I moderated a panel session on IPTV content at CES 2009 last week, but one of the topics our panelists-and audience members--quickly turned to was the death of the traditional set-top box and the rise of alternative options, such as the Xbox 360. Indeed, in many places on the show floor-not just in Microsoft's booth-you could overhear conversations about the utility of the Xbox 360 as an IPTV STB. At about the same time, Microsoft reportedly was telling Gizmodo that field trials of Xbox 360 as an IPTV STB are underway in the U.K., presumably with BT (I visited Microsoft at the show, too, and they didn't mention this, but I guess I missed out by only asking questions about the new Mediaroom Anytime capability).
The Xbox idea is nothing new, since the gaming platform was initially positioned in that direction way back at CES 2007 by that Bill Gates fellow. However, as sometimes happens, it appears that the idea is set to take off only after that initial buzz nearly fizzled out. Still, it is not clear how soon BT, AT&T or any other IPTV carrier partnered with Microsoft will commercialize the idea.
This week, market research firm NPD Group added further fuel to the conversation, saying that the Xbox sold more than 1.4 million units in December, putting it behind Nintendo's platform for the month, but ahead of Sony's. December reportedly was the best sales month ever for the Xbox 360, and ended its biggest year yet.
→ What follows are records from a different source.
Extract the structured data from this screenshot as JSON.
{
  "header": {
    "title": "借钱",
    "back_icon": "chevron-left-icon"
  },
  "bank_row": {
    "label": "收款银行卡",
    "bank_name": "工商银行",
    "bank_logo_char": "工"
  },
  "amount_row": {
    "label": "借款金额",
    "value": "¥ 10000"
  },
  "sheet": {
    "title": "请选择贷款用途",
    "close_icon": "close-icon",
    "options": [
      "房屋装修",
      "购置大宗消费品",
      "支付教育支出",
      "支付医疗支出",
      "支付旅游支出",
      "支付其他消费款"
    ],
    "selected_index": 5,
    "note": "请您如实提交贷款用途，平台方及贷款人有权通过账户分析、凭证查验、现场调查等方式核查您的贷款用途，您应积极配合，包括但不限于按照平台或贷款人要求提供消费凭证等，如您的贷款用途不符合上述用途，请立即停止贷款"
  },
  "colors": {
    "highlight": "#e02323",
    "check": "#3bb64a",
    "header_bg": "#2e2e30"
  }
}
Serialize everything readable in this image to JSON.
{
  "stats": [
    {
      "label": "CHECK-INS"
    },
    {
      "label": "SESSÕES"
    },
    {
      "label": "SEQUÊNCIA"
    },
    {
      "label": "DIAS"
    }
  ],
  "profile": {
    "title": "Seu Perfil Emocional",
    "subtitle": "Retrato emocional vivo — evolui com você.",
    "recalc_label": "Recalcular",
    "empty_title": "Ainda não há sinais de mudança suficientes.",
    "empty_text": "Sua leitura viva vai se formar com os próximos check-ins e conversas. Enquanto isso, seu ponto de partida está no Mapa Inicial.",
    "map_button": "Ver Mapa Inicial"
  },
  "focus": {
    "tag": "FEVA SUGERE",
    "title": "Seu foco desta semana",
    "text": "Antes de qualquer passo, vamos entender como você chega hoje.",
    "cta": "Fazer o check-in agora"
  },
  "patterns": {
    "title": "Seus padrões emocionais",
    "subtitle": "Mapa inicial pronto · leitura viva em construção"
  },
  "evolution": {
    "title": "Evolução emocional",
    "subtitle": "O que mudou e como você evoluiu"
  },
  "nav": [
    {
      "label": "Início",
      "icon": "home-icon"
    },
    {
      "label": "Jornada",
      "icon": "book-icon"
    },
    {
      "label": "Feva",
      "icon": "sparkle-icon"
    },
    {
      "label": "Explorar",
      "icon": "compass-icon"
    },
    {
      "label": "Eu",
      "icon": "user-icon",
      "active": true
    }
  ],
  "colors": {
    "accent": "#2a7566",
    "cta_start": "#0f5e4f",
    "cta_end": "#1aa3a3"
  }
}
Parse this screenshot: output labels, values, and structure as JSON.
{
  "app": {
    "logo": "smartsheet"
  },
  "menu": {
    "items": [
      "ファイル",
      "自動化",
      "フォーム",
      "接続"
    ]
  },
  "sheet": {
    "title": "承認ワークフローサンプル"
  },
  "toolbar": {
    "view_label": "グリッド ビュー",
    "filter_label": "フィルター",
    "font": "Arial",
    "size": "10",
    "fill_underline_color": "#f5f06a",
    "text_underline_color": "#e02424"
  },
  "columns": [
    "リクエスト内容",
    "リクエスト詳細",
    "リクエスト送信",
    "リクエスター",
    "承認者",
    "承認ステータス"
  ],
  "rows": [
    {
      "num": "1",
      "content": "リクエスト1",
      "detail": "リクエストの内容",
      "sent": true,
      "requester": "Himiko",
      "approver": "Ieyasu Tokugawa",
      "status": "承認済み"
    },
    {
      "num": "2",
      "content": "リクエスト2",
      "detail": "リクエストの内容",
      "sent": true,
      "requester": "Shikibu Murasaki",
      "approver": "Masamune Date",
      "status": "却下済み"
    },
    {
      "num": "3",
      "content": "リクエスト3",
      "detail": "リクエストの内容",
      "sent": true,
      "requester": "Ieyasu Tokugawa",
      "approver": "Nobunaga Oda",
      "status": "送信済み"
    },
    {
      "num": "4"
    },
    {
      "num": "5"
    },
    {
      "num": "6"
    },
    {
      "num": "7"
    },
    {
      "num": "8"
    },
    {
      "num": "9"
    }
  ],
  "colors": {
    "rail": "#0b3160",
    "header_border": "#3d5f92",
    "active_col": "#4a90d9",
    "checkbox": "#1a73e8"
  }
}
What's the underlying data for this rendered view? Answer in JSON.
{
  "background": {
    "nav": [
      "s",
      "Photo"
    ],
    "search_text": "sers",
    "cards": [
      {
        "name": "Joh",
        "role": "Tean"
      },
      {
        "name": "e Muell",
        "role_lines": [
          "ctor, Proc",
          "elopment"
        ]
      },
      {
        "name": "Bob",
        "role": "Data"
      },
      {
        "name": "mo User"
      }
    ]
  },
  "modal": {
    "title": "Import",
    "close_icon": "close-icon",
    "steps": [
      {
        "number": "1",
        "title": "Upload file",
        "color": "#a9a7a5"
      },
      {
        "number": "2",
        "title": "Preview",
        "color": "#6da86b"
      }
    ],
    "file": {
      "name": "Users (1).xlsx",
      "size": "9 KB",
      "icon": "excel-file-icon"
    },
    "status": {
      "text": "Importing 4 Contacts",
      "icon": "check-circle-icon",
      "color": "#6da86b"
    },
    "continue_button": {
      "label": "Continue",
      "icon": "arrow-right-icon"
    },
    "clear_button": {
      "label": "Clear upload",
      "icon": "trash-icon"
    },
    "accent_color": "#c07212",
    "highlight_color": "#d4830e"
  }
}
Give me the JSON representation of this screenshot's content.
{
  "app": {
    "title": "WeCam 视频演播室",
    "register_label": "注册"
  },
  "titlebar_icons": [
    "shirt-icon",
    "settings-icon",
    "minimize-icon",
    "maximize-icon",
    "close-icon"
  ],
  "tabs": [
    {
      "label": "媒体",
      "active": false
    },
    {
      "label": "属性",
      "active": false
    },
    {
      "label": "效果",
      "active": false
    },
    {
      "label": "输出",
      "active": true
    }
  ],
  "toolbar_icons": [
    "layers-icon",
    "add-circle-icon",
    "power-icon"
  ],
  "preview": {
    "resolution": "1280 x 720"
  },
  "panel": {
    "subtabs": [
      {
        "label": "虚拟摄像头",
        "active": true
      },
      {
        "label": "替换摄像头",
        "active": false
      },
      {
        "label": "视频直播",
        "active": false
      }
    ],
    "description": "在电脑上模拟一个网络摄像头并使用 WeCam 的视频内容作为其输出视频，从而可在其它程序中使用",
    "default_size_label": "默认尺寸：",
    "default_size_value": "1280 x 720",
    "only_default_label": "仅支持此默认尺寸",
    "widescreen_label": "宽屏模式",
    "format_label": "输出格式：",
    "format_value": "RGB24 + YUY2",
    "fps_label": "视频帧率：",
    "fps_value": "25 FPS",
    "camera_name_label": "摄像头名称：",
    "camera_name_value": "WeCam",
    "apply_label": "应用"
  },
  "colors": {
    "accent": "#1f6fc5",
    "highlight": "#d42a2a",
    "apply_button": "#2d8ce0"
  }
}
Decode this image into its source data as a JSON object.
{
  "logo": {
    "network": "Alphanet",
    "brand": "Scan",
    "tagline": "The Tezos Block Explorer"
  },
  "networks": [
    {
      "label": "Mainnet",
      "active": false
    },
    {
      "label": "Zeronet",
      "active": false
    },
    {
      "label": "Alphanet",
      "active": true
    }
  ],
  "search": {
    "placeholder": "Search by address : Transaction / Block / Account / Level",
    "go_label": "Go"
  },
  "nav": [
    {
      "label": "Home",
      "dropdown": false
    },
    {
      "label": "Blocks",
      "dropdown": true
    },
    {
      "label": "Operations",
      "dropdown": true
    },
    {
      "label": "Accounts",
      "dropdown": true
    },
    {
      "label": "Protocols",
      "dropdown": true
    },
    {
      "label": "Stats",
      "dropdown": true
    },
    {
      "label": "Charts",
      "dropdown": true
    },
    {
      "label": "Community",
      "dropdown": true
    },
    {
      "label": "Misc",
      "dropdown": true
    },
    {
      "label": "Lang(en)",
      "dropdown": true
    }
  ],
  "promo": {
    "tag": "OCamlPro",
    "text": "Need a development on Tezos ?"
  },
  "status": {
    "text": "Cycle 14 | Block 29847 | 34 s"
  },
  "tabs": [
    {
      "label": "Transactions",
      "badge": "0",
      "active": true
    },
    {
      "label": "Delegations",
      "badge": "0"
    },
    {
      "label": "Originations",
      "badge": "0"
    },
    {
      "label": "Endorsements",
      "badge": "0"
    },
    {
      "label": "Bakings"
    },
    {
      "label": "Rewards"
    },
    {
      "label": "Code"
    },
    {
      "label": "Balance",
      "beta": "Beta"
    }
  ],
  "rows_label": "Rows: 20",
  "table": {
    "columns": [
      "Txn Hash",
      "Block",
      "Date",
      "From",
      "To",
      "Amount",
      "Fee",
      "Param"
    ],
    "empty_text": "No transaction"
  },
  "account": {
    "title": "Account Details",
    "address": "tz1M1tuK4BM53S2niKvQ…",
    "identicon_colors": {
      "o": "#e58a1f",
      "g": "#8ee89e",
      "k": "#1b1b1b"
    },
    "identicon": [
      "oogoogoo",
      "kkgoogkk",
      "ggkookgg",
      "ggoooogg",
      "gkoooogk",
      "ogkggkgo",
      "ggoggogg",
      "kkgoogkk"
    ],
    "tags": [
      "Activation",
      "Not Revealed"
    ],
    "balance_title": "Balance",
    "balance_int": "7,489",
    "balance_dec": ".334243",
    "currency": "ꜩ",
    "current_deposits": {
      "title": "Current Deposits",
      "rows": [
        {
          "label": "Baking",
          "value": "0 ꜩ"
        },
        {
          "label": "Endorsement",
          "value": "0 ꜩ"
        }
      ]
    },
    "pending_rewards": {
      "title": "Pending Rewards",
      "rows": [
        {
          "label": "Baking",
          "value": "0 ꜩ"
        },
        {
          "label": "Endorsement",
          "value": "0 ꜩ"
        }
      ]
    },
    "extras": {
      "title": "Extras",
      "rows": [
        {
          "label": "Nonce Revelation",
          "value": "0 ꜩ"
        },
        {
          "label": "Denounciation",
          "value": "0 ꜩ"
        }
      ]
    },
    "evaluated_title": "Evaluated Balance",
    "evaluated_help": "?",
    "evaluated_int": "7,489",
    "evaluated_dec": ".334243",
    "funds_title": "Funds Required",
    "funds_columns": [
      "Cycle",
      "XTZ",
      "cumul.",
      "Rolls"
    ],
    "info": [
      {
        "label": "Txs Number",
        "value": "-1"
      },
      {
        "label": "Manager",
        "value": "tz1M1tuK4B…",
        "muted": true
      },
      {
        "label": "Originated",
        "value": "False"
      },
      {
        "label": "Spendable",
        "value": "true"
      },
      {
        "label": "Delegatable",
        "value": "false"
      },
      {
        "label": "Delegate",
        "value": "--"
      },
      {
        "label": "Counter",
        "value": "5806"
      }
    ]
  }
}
That may soothe observers who felt the gaming platform market might suffer from a holiday season weakened by recession. It also may boost the confidence of telecom industry folks who are wondering exactly what kind of platform will replace the traditional STB.
Microsoft announced Mediaroom Anytime at CES 2009
Bill Gates hyped the Xbox 360 as an IPTV STB at CES 2007